START Data for processing

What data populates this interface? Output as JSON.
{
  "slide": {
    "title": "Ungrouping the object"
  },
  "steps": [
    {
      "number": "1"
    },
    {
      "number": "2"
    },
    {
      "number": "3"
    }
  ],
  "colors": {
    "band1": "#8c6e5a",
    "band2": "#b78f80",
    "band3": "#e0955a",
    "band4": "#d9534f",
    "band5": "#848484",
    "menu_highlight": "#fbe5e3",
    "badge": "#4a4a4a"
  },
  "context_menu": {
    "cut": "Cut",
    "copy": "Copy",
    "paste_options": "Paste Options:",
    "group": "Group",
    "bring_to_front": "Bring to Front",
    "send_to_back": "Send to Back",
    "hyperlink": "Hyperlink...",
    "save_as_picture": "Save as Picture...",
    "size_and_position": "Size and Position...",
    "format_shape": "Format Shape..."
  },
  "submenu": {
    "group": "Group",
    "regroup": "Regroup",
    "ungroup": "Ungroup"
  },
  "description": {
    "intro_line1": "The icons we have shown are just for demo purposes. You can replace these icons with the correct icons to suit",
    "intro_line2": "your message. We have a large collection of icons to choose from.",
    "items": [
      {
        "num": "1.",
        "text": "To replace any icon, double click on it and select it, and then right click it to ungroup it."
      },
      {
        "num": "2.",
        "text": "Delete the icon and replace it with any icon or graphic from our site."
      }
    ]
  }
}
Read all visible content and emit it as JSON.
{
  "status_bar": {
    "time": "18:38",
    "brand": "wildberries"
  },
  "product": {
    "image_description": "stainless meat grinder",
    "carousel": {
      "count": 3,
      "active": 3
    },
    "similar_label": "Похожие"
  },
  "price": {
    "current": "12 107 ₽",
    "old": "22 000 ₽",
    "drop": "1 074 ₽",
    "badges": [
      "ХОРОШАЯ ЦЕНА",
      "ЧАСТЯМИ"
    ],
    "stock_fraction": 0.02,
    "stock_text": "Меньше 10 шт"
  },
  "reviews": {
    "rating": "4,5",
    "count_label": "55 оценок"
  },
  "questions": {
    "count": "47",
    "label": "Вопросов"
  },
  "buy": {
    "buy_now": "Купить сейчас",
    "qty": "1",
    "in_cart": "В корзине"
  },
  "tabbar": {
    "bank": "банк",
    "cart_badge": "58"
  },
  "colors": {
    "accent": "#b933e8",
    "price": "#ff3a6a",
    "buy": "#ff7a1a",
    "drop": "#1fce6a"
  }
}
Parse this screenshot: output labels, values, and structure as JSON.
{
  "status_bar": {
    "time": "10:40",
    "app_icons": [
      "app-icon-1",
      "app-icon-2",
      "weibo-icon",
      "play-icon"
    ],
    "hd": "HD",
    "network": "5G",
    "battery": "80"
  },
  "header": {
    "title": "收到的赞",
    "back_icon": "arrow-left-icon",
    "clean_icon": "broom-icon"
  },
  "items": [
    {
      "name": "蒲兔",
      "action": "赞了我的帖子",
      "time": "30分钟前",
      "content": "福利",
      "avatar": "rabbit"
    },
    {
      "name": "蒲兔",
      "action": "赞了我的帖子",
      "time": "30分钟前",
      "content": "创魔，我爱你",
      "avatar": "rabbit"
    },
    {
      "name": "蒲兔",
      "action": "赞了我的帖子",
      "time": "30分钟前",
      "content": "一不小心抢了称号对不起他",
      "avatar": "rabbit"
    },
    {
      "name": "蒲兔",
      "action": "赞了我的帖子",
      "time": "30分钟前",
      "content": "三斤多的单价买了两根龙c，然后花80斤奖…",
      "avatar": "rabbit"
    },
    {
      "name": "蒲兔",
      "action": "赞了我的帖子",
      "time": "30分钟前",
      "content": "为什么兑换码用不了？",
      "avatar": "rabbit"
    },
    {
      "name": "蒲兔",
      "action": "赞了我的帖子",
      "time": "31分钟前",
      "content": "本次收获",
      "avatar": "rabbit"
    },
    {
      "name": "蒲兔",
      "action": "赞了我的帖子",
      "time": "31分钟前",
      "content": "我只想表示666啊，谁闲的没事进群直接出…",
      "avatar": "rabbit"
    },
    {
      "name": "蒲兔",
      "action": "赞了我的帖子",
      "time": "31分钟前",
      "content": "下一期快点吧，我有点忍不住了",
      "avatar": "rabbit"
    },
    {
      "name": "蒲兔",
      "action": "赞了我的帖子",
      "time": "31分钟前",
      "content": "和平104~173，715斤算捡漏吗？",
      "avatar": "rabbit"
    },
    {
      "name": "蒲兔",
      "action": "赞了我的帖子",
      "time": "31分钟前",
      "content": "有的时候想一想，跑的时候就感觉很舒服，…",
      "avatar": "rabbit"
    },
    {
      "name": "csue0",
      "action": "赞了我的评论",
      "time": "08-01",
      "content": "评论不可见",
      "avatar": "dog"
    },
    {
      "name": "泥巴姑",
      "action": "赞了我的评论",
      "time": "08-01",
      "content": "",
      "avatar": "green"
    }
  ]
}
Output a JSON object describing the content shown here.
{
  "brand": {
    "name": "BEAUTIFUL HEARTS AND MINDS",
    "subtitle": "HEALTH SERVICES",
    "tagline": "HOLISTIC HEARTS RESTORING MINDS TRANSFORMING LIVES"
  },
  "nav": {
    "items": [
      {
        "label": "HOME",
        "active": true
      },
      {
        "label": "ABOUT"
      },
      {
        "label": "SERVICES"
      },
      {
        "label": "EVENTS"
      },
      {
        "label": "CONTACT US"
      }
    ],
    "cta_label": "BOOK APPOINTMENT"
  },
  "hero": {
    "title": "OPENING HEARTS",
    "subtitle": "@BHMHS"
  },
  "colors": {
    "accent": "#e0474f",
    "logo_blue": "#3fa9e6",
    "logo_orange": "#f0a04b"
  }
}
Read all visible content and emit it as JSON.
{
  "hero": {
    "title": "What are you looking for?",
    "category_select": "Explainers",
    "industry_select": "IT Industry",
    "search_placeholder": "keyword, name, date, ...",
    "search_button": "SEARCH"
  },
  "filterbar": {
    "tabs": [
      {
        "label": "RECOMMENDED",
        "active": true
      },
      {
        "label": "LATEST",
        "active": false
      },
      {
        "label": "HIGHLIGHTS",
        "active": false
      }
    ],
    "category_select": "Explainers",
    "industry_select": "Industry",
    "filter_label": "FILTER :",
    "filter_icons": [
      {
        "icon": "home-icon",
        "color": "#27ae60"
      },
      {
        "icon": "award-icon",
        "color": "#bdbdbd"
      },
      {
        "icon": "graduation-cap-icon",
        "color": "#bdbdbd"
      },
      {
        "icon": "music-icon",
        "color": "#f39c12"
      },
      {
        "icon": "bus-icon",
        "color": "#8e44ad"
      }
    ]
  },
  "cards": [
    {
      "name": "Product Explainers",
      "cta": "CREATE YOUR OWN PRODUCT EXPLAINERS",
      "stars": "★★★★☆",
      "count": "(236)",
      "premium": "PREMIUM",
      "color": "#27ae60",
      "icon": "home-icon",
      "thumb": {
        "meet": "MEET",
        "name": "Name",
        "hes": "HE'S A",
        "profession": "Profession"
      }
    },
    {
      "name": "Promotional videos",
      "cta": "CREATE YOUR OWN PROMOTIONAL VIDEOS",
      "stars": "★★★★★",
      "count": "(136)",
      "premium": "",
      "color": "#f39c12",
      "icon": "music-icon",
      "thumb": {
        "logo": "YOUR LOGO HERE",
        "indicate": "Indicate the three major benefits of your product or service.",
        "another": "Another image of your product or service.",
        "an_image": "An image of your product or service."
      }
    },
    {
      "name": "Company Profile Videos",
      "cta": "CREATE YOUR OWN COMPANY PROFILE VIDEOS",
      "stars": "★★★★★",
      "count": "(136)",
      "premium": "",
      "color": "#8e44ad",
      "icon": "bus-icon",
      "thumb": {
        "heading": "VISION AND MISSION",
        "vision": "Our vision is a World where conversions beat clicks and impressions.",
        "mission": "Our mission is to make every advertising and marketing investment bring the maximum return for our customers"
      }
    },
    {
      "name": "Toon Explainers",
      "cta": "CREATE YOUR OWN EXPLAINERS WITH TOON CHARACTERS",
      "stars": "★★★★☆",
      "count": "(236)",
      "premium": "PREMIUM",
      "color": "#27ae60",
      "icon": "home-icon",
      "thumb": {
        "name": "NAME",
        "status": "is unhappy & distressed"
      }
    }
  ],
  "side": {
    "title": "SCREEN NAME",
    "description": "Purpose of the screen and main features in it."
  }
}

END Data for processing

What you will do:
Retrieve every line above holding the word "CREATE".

Output below:
      "cta": "CREATE YOUR OWN PRODUCT EXPLAINERS",
      "cta": "CREATE YOUR OWN PROMOTIONAL VIDEOS",
      "cta": "CREATE YOUR OWN COMPANY PROFILE VIDEOS",
      "cta": "CREATE YOUR OWN EXPLAINERS WITH TOON CHARACTERS",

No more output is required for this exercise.